▶ [Exercise directions] How many lines in the records below contain "JSON"? Reply with the number alone.

▶ [Given records]
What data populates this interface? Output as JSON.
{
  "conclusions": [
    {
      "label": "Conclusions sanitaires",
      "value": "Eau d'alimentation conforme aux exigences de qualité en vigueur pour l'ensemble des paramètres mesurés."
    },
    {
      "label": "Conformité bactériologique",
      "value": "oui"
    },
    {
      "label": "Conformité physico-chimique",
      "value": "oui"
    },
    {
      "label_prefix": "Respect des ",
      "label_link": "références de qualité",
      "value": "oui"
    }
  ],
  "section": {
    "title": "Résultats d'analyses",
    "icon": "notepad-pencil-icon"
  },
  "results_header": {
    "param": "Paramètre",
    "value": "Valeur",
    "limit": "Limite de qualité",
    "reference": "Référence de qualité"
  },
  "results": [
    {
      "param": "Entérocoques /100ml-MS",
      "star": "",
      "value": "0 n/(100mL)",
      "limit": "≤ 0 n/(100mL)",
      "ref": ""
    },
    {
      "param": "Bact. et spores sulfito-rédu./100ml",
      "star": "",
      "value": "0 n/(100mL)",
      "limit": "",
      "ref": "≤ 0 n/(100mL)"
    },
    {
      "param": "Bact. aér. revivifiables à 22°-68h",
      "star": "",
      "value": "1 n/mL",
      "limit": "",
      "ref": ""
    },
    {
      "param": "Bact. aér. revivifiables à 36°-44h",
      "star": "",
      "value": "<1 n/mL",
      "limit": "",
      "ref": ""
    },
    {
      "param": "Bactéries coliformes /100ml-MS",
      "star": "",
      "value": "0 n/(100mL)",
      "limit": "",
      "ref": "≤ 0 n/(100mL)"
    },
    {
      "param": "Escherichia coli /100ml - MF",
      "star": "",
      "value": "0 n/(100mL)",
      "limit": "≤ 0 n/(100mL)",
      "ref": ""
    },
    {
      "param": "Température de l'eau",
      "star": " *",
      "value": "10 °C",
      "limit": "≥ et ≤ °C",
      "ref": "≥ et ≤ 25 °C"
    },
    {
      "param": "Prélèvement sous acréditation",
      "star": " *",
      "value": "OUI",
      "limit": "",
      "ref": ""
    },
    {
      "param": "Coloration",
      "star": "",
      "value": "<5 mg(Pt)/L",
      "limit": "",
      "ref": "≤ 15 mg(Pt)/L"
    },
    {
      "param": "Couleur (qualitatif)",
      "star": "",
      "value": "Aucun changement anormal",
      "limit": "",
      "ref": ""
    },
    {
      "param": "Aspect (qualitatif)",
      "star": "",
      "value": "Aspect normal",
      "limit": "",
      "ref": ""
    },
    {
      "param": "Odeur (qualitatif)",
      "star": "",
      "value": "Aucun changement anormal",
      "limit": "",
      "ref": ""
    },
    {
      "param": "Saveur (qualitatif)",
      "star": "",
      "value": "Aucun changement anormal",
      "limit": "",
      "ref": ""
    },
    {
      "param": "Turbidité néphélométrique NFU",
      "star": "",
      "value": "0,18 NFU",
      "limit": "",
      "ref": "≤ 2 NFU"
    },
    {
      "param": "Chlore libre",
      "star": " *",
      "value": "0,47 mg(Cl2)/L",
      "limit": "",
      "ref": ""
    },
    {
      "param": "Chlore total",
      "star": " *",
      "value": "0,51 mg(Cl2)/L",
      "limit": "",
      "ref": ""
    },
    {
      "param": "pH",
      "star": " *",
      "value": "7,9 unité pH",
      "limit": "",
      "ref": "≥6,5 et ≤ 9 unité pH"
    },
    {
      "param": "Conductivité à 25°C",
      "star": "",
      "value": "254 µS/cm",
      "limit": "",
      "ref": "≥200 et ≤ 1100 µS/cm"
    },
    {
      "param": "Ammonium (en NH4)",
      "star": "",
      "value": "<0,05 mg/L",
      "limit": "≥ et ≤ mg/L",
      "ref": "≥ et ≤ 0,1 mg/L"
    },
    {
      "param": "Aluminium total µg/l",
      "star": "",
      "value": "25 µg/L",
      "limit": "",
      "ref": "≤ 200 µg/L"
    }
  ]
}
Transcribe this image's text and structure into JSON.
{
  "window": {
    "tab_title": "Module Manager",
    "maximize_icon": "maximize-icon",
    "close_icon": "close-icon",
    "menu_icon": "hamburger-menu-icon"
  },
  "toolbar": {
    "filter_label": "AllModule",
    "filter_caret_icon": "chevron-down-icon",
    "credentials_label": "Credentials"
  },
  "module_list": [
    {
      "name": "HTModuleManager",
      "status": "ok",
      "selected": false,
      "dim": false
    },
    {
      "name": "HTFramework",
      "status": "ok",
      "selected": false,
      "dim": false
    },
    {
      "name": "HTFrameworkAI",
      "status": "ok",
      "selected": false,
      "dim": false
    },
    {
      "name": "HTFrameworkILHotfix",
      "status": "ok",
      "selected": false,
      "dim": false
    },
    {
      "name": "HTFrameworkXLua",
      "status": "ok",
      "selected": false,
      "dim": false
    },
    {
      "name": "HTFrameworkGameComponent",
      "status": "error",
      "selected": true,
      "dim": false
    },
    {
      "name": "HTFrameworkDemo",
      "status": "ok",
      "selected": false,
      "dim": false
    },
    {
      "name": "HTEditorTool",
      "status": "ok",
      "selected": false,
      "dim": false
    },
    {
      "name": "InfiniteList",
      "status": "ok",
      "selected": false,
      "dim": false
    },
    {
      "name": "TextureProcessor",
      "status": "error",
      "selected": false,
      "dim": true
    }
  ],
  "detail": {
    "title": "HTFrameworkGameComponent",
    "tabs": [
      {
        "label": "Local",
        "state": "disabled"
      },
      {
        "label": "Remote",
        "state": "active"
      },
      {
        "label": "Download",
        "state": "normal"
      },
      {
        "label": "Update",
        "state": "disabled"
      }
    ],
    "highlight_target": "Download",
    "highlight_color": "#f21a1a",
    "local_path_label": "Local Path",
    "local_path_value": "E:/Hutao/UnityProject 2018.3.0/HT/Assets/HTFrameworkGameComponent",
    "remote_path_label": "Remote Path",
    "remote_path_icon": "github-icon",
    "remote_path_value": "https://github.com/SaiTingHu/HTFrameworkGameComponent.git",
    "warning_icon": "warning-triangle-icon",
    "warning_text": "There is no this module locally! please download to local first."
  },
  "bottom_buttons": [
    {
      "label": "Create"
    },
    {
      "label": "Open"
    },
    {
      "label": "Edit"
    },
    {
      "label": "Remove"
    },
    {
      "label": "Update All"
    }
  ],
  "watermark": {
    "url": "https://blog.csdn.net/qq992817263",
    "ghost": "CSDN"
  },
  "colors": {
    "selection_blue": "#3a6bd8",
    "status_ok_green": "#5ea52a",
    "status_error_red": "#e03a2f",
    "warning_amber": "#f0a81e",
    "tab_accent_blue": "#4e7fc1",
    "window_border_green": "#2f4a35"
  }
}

▶ [Solution to the exercise] 2